**Exercise directions:**
Could you write out the records below exactly as they appear, leaving out any pictures?

**Information supplied:**
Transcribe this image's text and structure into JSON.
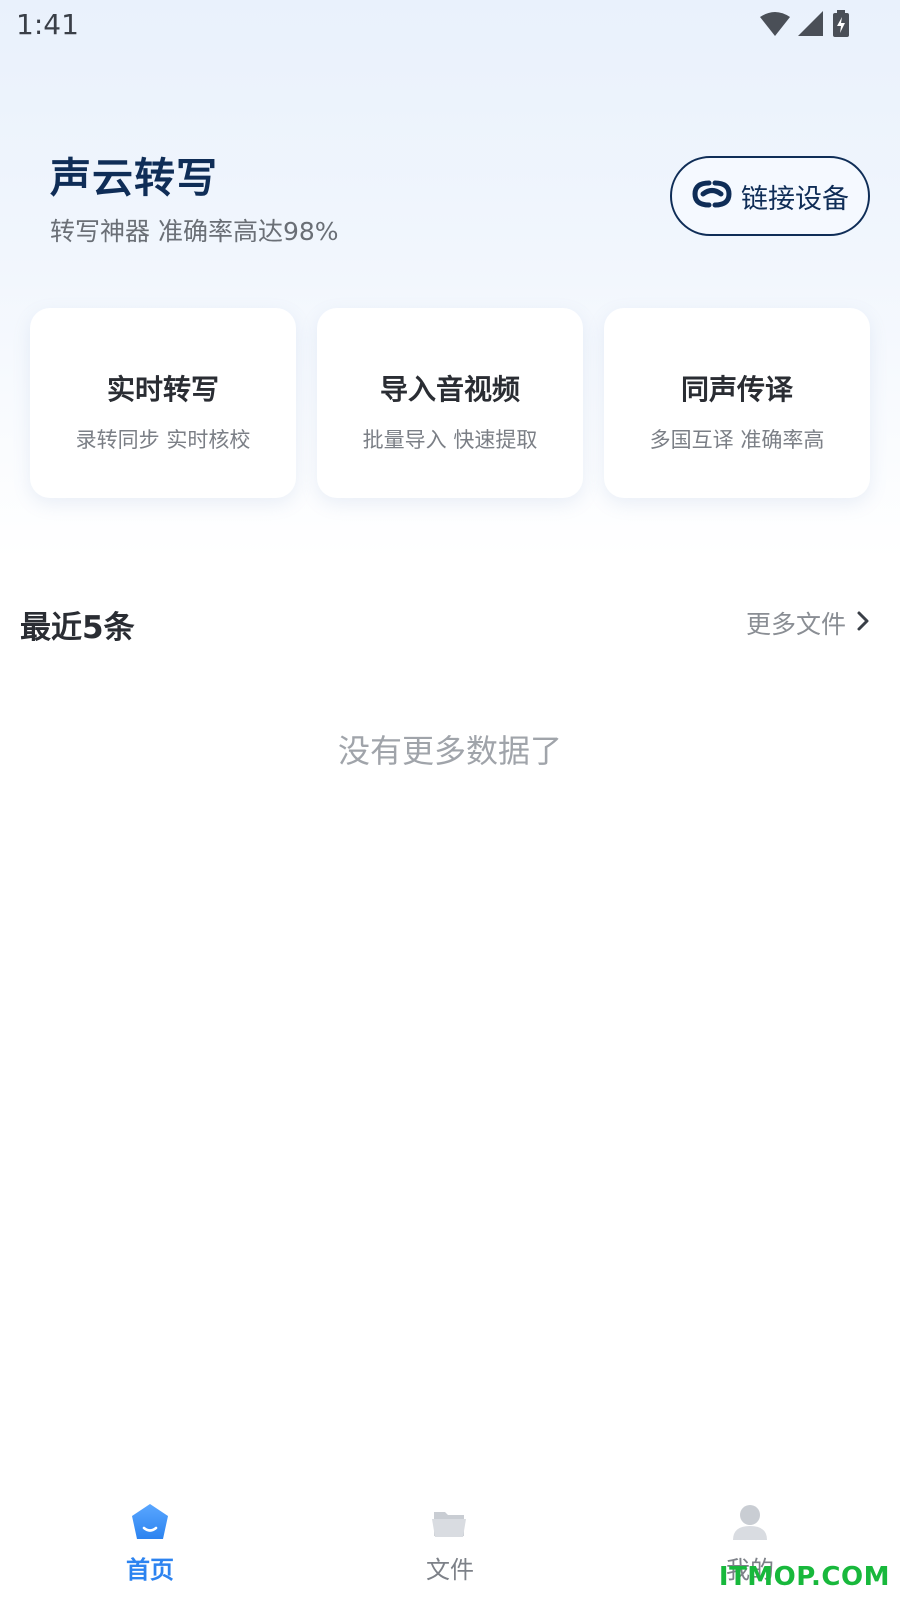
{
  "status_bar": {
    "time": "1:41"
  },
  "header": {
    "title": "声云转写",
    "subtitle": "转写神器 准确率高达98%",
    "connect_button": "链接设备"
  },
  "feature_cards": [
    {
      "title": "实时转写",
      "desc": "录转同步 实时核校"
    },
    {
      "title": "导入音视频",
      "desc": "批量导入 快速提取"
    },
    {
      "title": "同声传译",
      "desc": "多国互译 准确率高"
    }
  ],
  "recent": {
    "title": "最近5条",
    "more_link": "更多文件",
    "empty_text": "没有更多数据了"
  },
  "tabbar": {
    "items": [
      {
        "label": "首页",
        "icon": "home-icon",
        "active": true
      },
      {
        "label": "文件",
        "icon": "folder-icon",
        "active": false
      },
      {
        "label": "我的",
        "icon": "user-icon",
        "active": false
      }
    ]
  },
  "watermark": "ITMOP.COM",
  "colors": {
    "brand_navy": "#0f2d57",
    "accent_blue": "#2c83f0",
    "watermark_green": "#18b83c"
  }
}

**Expected answer:**
Transcribe this image's text and structure into JSON.
{
  "status_bar": {
    "time": "1:41"
  },
  "header": {
    "title": "声云转写",
    "subtitle": "转写神器 准确率高达98%",
    "connect_button": "链接设备"
  },
  "feature_cards": [
    {
      "title": "实时转写",
      "desc": "录转同步 实时核校"
    },
    {
      "title": "导入音视频",
      "desc": "批量导入 快速提取"
    },
    {
      "title": "同声传译",
      "desc": "多国互译 准确率高"
    }
  ],
  "recent": {
    "title": "最近5条",
    "more_link": "更多文件",
    "empty_text": "没有更多数据了"
  },
  "tabbar": {
    "items": [
      {
        "label": "首页",
        "icon": "home-icon",
        "active": true
      },
      {
        "label": "文件",
        "icon": "folder-icon",
        "active": false
      },
      {
        "label": "我的",
        "icon": "user-icon",
        "active": false
      }
    ]
  },
  "watermark": "ITMOP.COM",
  "colors": {
    "brand_navy": "#0f2d57",
    "accent_blue": "#2c83f0",
    "watermark_green": "#18b83c"
  }
}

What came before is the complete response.